=== Data shown ===

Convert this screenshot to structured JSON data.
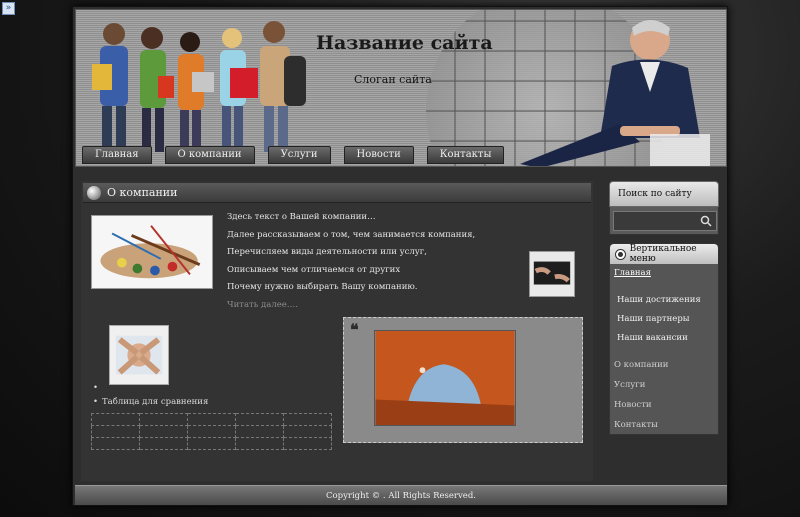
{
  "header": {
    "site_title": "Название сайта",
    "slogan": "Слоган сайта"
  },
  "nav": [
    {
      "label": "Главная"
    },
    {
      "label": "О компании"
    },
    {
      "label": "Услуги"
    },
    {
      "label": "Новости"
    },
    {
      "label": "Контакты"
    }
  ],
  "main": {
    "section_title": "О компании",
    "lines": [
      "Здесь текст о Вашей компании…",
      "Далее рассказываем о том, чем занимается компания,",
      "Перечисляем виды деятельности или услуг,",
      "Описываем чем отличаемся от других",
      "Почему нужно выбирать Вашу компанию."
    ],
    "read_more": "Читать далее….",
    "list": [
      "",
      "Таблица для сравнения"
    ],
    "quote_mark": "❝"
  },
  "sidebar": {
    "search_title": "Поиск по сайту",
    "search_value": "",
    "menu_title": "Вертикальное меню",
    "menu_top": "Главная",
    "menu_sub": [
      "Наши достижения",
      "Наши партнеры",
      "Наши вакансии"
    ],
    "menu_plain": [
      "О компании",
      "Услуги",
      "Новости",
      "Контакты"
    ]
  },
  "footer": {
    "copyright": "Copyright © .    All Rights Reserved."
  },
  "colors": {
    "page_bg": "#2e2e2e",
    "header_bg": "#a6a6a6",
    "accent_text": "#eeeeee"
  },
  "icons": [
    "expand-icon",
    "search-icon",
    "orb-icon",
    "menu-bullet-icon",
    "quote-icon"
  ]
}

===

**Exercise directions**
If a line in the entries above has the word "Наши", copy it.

**Answer box**
      "Наши достижения",
      "Наши партнеры",
      "Наши вакансии"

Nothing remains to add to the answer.